To make matters worse, some people will look attractive under any sort of lighting — like those fallen Dostoevskian gentlewomen who maintain their superior features in the face of ignoble poverty and consumption. These are women about whom old ladies exclaim, "There goes a gal who either rides a horse or walks a dog!" Bad lighting can only widen the cruel gulf between those of us bred from ginger blood and raised on a scrawny diet, and these robustly handsome individuals.

When lighting is considered with a little more sensitivity, the thought of illuminating any space with a fluorescent strip becomes abhorrent, and the idea of placing such vulgar lights in public bathrooms seems positively criminal. There is hope in the form of the full spectrum light bulb, developed in Finland to cheer people up during the eternal northern winters. Available in garden and wholefood stores, these light bulbs cost about ten times as much as an ordinary 100W bulb but last four times as long. This may seem expensive but when you consider that, in the US, women spend about $6 billion per year on cosmetics and that employers carry the burden of 10 million sick days a year caused by depression, splashing out on a few tasteful light bulbs begins to look like a truly bright idea.

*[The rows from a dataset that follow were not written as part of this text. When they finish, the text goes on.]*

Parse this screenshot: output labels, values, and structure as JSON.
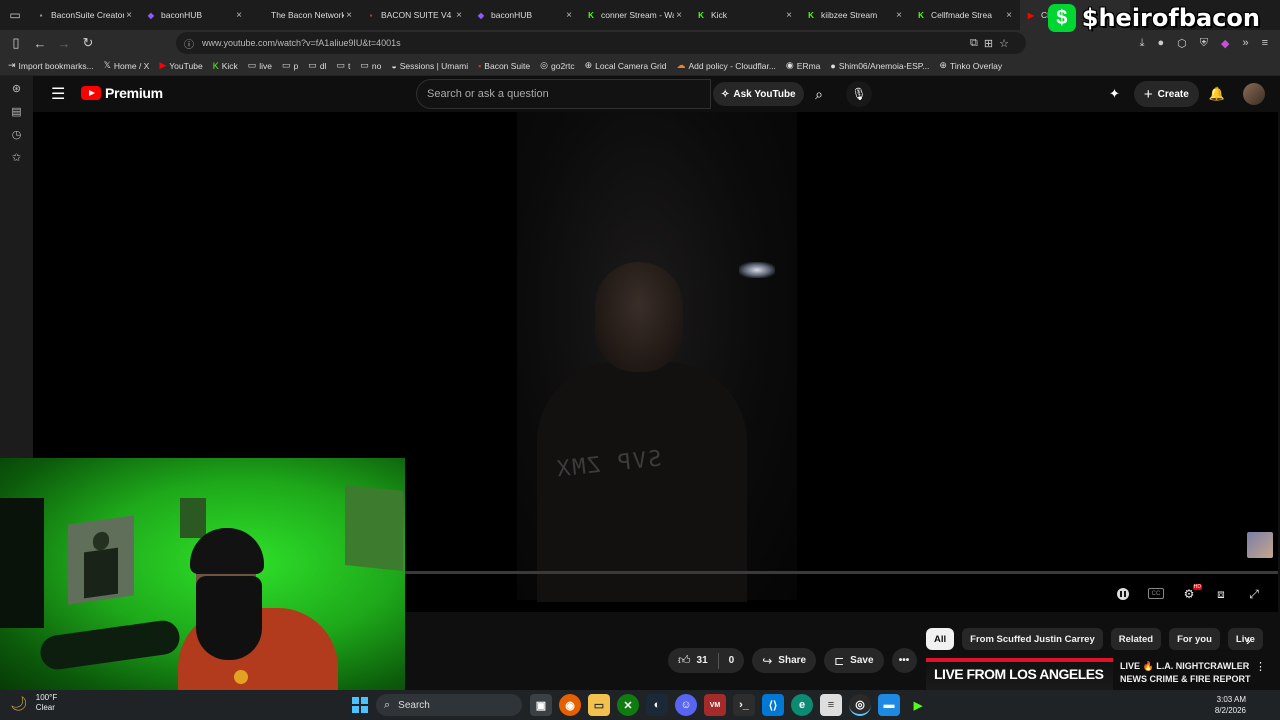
{
  "browser": {
    "tabs": [
      {
        "title": "BaconSuite Creator Dash",
        "icon": "bacon-icon",
        "color": "#999999"
      },
      {
        "title": "baconHUB",
        "icon": "hub-icon",
        "color": "#8b5cf6"
      },
      {
        "title": "The Bacon Network",
        "icon": "none",
        "color": "#cccccc"
      },
      {
        "title": "BACON SUITE V4 //",
        "icon": "bacon-icon",
        "color": "#c0392b"
      },
      {
        "title": "baconHUB",
        "icon": "hub-icon",
        "color": "#8b5cf6"
      },
      {
        "title": "conner Stream - Wa",
        "icon": "kick-icon",
        "color": "#53fc18"
      },
      {
        "title": "Kick",
        "icon": "kick-icon",
        "color": "#53fc18"
      },
      {
        "title": "kiibzee Stream",
        "icon": "kick-icon",
        "color": "#53fc18"
      },
      {
        "title": "Cellfmade Strea",
        "icon": "kick-icon",
        "color": "#53fc18"
      },
      {
        "title": "Chill",
        "icon": "youtube-icon",
        "color": "#ff0000",
        "active": true
      }
    ],
    "url": "www.youtube.com/watch?v=fA1aliue9IU&t=4001s",
    "bookmarks": [
      {
        "label": "Import bookmarks...",
        "icon": "import-icon"
      },
      {
        "label": "Home / X",
        "icon": "x-icon"
      },
      {
        "label": "YouTube",
        "icon": "youtube-icon"
      },
      {
        "label": "Kick",
        "icon": "kick-icon"
      },
      {
        "label": "live",
        "icon": "folder-icon"
      },
      {
        "label": "p",
        "icon": "folder-icon"
      },
      {
        "label": "dl",
        "icon": "folder-icon"
      },
      {
        "label": "t",
        "icon": "folder-icon"
      },
      {
        "label": "no",
        "icon": "folder-icon"
      },
      {
        "label": "Sessions | Umami",
        "icon": "umami-icon"
      },
      {
        "label": "Bacon Suite",
        "icon": "bacon-icon"
      },
      {
        "label": "go2rtc",
        "icon": "go2rtc-icon"
      },
      {
        "label": "Local Camera Grid",
        "icon": "globe-icon"
      },
      {
        "label": "Add policy - Cloudflar...",
        "icon": "cloudflare-icon"
      },
      {
        "label": "ERma",
        "icon": "ytm-icon"
      },
      {
        "label": "Shim06/Anemoia-ESP...",
        "icon": "github-icon"
      },
      {
        "label": "Tinko Overlay",
        "icon": "globe-icon"
      }
    ]
  },
  "overlay": {
    "brand_symbol": "$",
    "brand_name": "$heirofbacon"
  },
  "youtube": {
    "logo_text": "Premium",
    "search_placeholder": "Search or ask a question",
    "ask_label": "Ask YouTube",
    "create_label": "Create"
  },
  "video": {
    "shirt_text": "SVP ZMX",
    "likes": "31",
    "dislikes": "0",
    "share_label": "Share",
    "save_label": "Save"
  },
  "chips": [
    "All",
    "From Scuffed Justin Carrey",
    "Related",
    "For you",
    "Live"
  ],
  "recommendation": {
    "thumb_text": "LIVE FROM LOS ANGELES",
    "title": "LIVE 🔥 L.A. NIGHTCRAWLER NEWS CRIME & FIRE REPORT ..."
  },
  "taskbar": {
    "temp": "100°F",
    "condition": "Clear",
    "search_label": "Search",
    "time": "3:03 AM",
    "date": "8/2/2026"
  },
  "colors": {
    "accent": "#ff0000",
    "kick": "#53fc18",
    "cashapp": "#00d632",
    "webcam_green": "#2fe12a"
  }
}
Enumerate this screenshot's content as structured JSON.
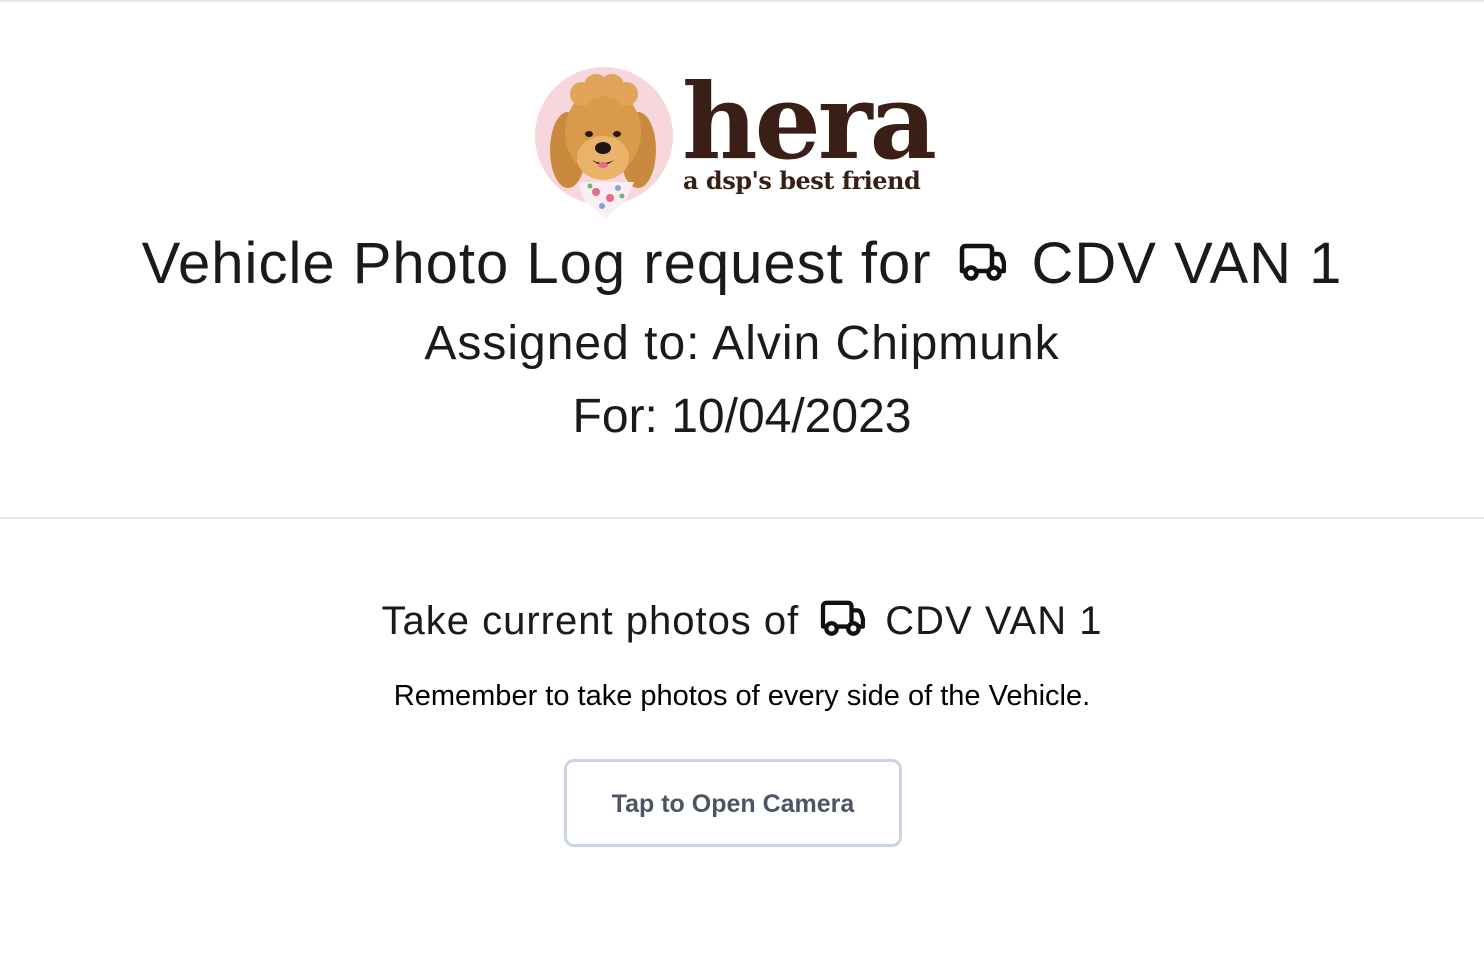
{
  "logo": {
    "wordmark": "hera",
    "tagline": "a dsp's best friend",
    "dog_icon": "goldendoodle-mascot-icon"
  },
  "header": {
    "request_prefix": "Vehicle Photo Log request for",
    "vehicle_icon": "truck-icon",
    "vehicle_name": "CDV VAN 1",
    "assigned_to": "Assigned to: Alvin Chipmunk",
    "for_date": "For: 10/04/2023"
  },
  "photo_section": {
    "prompt_prefix": "Take current photos of",
    "vehicle_icon": "truck-icon",
    "vehicle_name": "CDV VAN 1",
    "reminder": "Remember to take photos of every side of the Vehicle.",
    "camera_button_label": "Tap to Open Camera"
  },
  "colors": {
    "brand_brown": "#3a1f17",
    "logo_circle_pink": "#f7d6dc",
    "button_border": "#cbd5e1",
    "button_text": "#4b5563",
    "divider": "#e5e7eb"
  }
}
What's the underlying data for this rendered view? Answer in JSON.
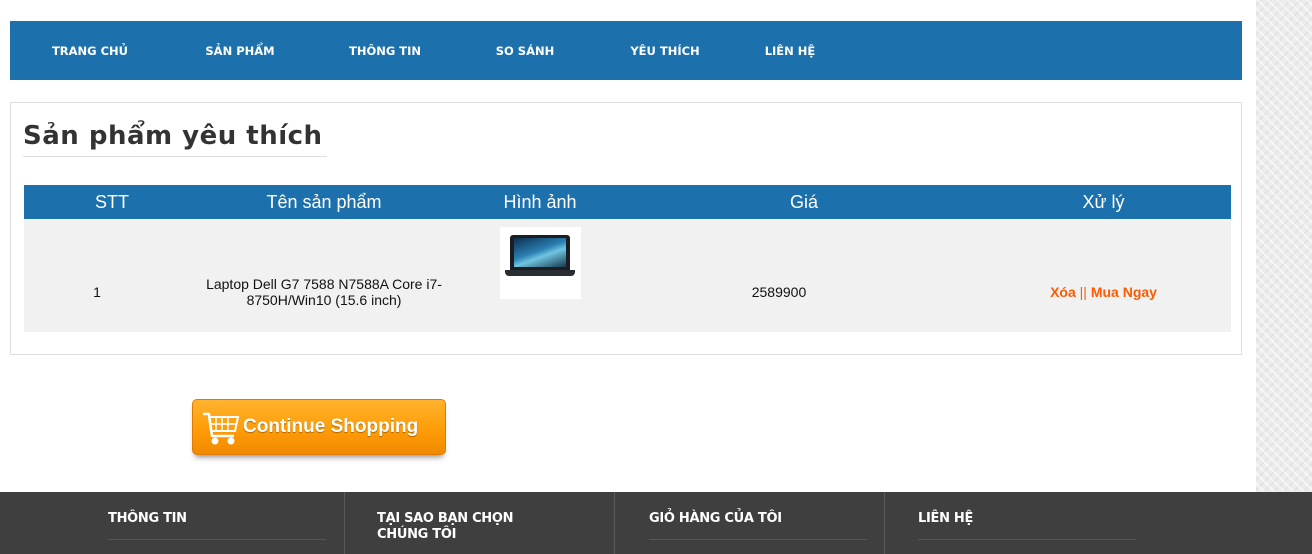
{
  "nav": {
    "items": [
      {
        "label": "TRANG CHỦ"
      },
      {
        "label": "SẢN PHẨM"
      },
      {
        "label": "THÔNG TIN"
      },
      {
        "label": "SO SÁNH"
      },
      {
        "label": "YÊU THÍCH"
      },
      {
        "label": "LIÊN HỆ"
      }
    ]
  },
  "favorites": {
    "title": "Sản phẩm yêu thích",
    "columns": [
      "STT",
      "Tên sản phẩm",
      "Hình ảnh",
      "Giá",
      "Xử lý"
    ],
    "rows": [
      {
        "stt": "1",
        "name": "Laptop Dell G7 7588 N7588A Core i7-8750H/Win10 (15.6 inch)",
        "image_icon": "laptop-image",
        "price": "2589900",
        "delete_label": "Xóa",
        "separator": "||",
        "buy_label": "Mua Ngay"
      }
    ]
  },
  "continue_button": {
    "label": "Continue Shopping",
    "icon": "shopping-cart-icon"
  },
  "footer": {
    "headings": [
      "THÔNG TIN",
      "TẠI SAO BẠN CHỌN CHÚNG TÔI",
      "GIỎ HÀNG CỦA TÔI",
      "LIÊN HỆ"
    ]
  },
  "colors": {
    "primary": "#1c71ac",
    "accent": "#ff5a00",
    "footer_bg": "#3f3f3f"
  }
}
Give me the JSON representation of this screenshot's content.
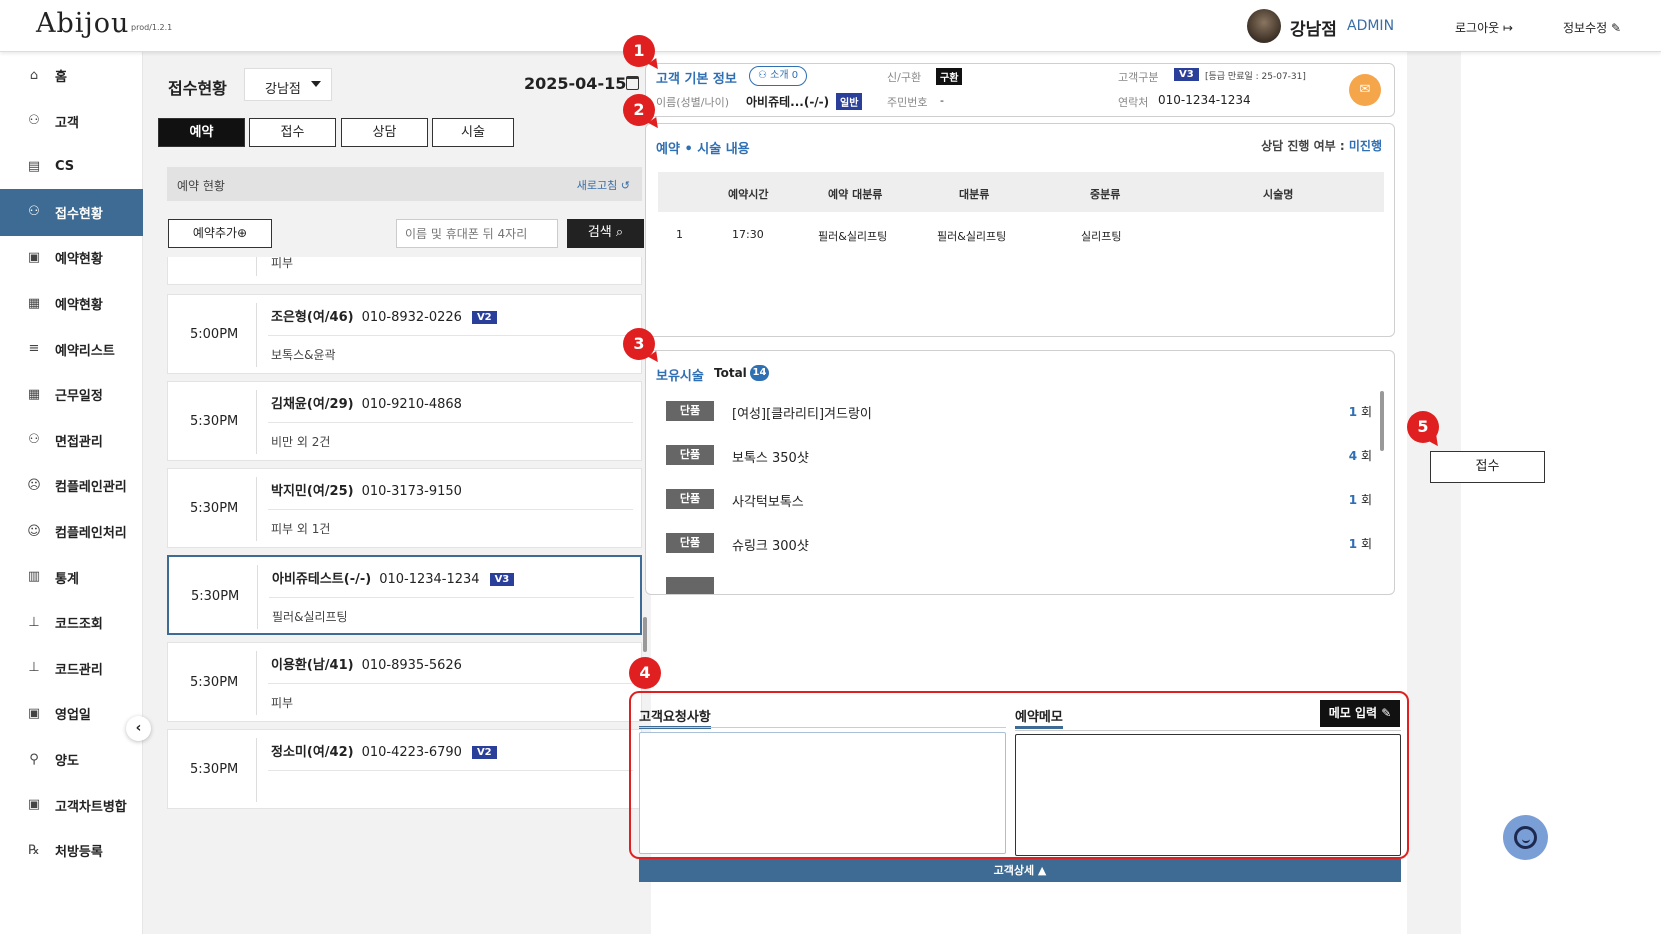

Epilogue: The Woman and the Trough

A serf girl from the village of Hemsk noticed her reflection in a stinking horse trough and fell weeping by the roadside, lamenting the loss of her bloom. Towards evening, a kindly traveler came by and, seeing the fair lass in her distress, inquired about the nature of her woe.

"Kind sir, my face is grey and craggy, though I am but two-and-twenty years," the girl wept. The clever traveler, guessing the source of the girl's sorrow, reached in his pouch and drew out a silvery mirror, holding it up to the girl's fair complexion. "Dear wench, your blemishes were merely lumps of floating crud and your wrinkles muddy ripples in the trough water."

In the glow of sunset, the girl gazed upon her soft, beautiful face and laughed with joy. The girl never feared looking in the horse trough again, and would have lived happily ever after except that her tragic stupidity led her into a continual series of other disasters.